EXERCISE BRIEF: Word for word, return each entry that follows, with every image removed.

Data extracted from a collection
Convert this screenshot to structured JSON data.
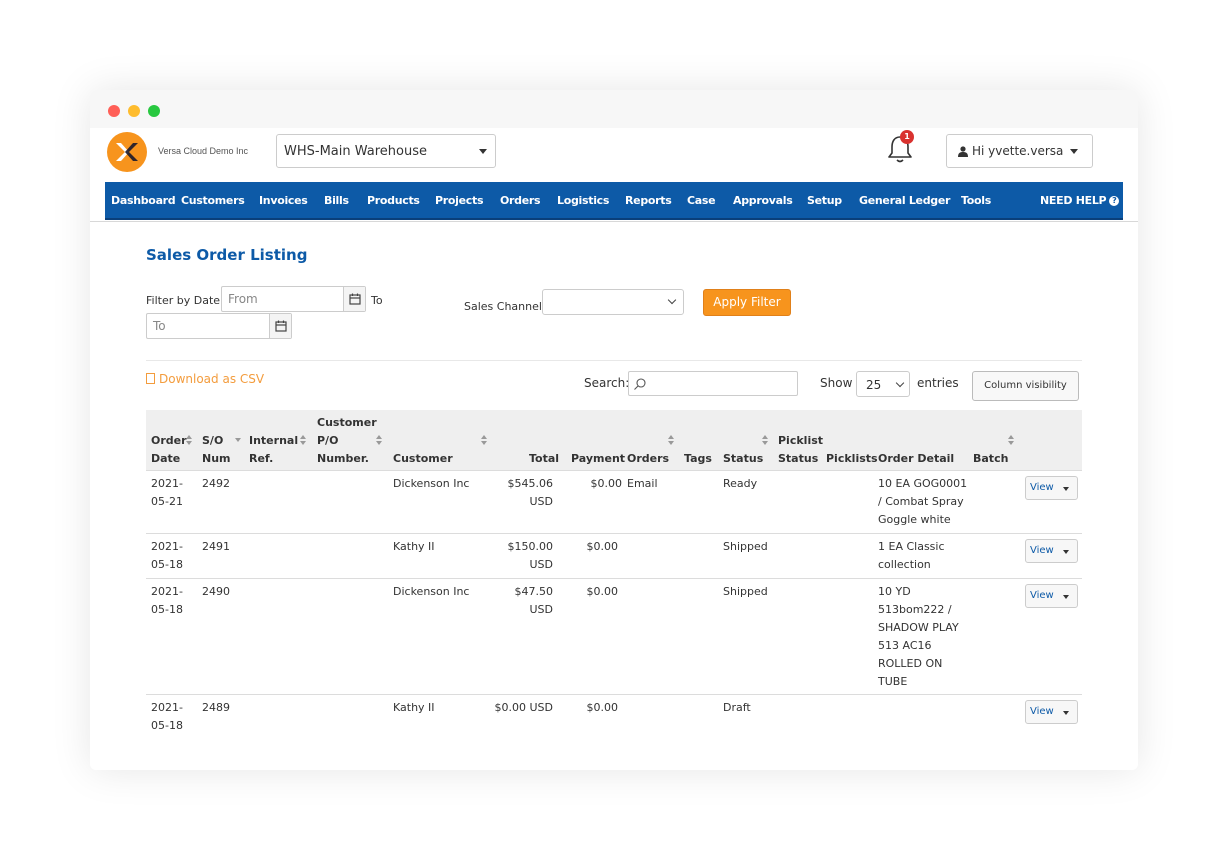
{
  "app": {
    "company": "Versa Cloud Demo Inc",
    "warehouse": "WHS-Main Warehouse",
    "notification_count": "1",
    "user_greeting": "Hi yvette.versa"
  },
  "nav": {
    "items": [
      "Dashboard",
      "Customers",
      "Invoices",
      "Bills",
      "Products",
      "Projects",
      "Orders",
      "Logistics",
      "Reports",
      "Case",
      "Approvals",
      "Setup",
      "General Ledger",
      "Tools"
    ],
    "help": "NEED HELP"
  },
  "page": {
    "title": "Sales Order Listing"
  },
  "filters": {
    "filter_by_date": "Filter by Date",
    "from_placeholder": "From",
    "to_label": "To",
    "to_placeholder": "To",
    "sales_channel": "Sales Channel",
    "apply": "Apply Filter"
  },
  "toolbar": {
    "download_csv": "Download as CSV",
    "search_label": "Search:",
    "show": "Show",
    "page_length": "25",
    "entries": "entries",
    "column_visibility": "Column visibility"
  },
  "table": {
    "headers": {
      "order_date": [
        "Order",
        "Date"
      ],
      "so_num": [
        "S/O",
        "Num"
      ],
      "internal_ref": [
        "Internal",
        "Ref."
      ],
      "customer_po": [
        "Customer",
        "P/O",
        "Number."
      ],
      "customer": "Customer",
      "total": "Total",
      "payment": "Payment",
      "orders": "Orders",
      "tags": "Tags",
      "status": "Status",
      "picklist_status": [
        "Picklist",
        "Status"
      ],
      "picklists": "Picklists",
      "order_detail": "Order Detail",
      "batch": "Batch"
    },
    "rows": [
      {
        "date": [
          "2021-",
          "05-21"
        ],
        "so": "2492",
        "customer": "Dickenson Inc",
        "total": [
          "$545.06",
          "USD"
        ],
        "payment": "$0.00",
        "orders": "Email",
        "status": "Ready",
        "detail": [
          "10 EA GOG0001",
          "/ Combat Spray",
          "Goggle white"
        ],
        "action": "View"
      },
      {
        "date": [
          "2021-",
          "05-18"
        ],
        "so": "2491",
        "customer": "Kathy II",
        "total": [
          "$150.00",
          "USD"
        ],
        "payment": "$0.00",
        "orders": "",
        "status": "Shipped",
        "detail": [
          "1 EA Classic",
          "collection"
        ],
        "action": "View"
      },
      {
        "date": [
          "2021-",
          "05-18"
        ],
        "so": "2490",
        "customer": "Dickenson Inc",
        "total": [
          "$47.50",
          "USD"
        ],
        "payment": "$0.00",
        "orders": "",
        "status": "Shipped",
        "detail": [
          "10 YD",
          "513bom222 /",
          "SHADOW PLAY",
          "513 AC16",
          "ROLLED ON",
          "TUBE"
        ],
        "action": "View"
      },
      {
        "date": [
          "2021-",
          "05-18"
        ],
        "so": "2489",
        "customer": "Kathy II",
        "total": [
          "$0.00 USD"
        ],
        "payment": "$0.00",
        "orders": "",
        "status": "Draft",
        "detail": [],
        "action": "View"
      }
    ]
  },
  "colors": {
    "nav": "#0d5aa7",
    "accent": "#f7941d",
    "title": "#0d5aa7",
    "csv": "#f39c3d"
  }
}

WRITTEN SOLUTION:
Convert this screenshot to structured JSON data.
{
  "app": {
    "company": "Versa Cloud Demo Inc",
    "warehouse": "WHS-Main Warehouse",
    "notification_count": "1",
    "user_greeting": "Hi yvette.versa"
  },
  "nav": {
    "items": [
      "Dashboard",
      "Customers",
      "Invoices",
      "Bills",
      "Products",
      "Projects",
      "Orders",
      "Logistics",
      "Reports",
      "Case",
      "Approvals",
      "Setup",
      "General Ledger",
      "Tools"
    ],
    "help": "NEED HELP"
  },
  "page": {
    "title": "Sales Order Listing"
  },
  "filters": {
    "filter_by_date": "Filter by Date",
    "from_placeholder": "From",
    "to_label": "To",
    "to_placeholder": "To",
    "sales_channel": "Sales Channel",
    "apply": "Apply Filter"
  },
  "toolbar": {
    "download_csv": "Download as CSV",
    "search_label": "Search:",
    "show": "Show",
    "page_length": "25",
    "entries": "entries",
    "column_visibility": "Column visibility"
  },
  "table": {
    "headers": {
      "order_date": [
        "Order",
        "Date"
      ],
      "so_num": [
        "S/O",
        "Num"
      ],
      "internal_ref": [
        "Internal",
        "Ref."
      ],
      "customer_po": [
        "Customer",
        "P/O",
        "Number."
      ],
      "customer": "Customer",
      "total": "Total",
      "payment": "Payment",
      "orders": "Orders",
      "tags": "Tags",
      "status": "Status",
      "picklist_status": [
        "Picklist",
        "Status"
      ],
      "picklists": "Picklists",
      "order_detail": "Order Detail",
      "batch": "Batch"
    },
    "rows": [
      {
        "date": [
          "2021-",
          "05-21"
        ],
        "so": "2492",
        "customer": "Dickenson Inc",
        "total": [
          "$545.06",
          "USD"
        ],
        "payment": "$0.00",
        "orders": "Email",
        "status": "Ready",
        "detail": [
          "10 EA GOG0001",
          "/ Combat Spray",
          "Goggle white"
        ],
        "action": "View"
      },
      {
        "date": [
          "2021-",
          "05-18"
        ],
        "so": "2491",
        "customer": "Kathy II",
        "total": [
          "$150.00",
          "USD"
        ],
        "payment": "$0.00",
        "orders": "",
        "status": "Shipped",
        "detail": [
          "1 EA Classic",
          "collection"
        ],
        "action": "View"
      },
      {
        "date": [
          "2021-",
          "05-18"
        ],
        "so": "2490",
        "customer": "Dickenson Inc",
        "total": [
          "$47.50",
          "USD"
        ],
        "payment": "$0.00",
        "orders": "",
        "status": "Shipped",
        "detail": [
          "10 YD",
          "513bom222 /",
          "SHADOW PLAY",
          "513 AC16",
          "ROLLED ON",
          "TUBE"
        ],
        "action": "View"
      },
      {
        "date": [
          "2021-",
          "05-18"
        ],
        "so": "2489",
        "customer": "Kathy II",
        "total": [
          "$0.00 USD"
        ],
        "payment": "$0.00",
        "orders": "",
        "status": "Draft",
        "detail": [],
        "action": "View"
      }
    ]
  },
  "colors": {
    "nav": "#0d5aa7",
    "accent": "#f7941d",
    "title": "#0d5aa7",
    "csv": "#f39c3d"
  }
}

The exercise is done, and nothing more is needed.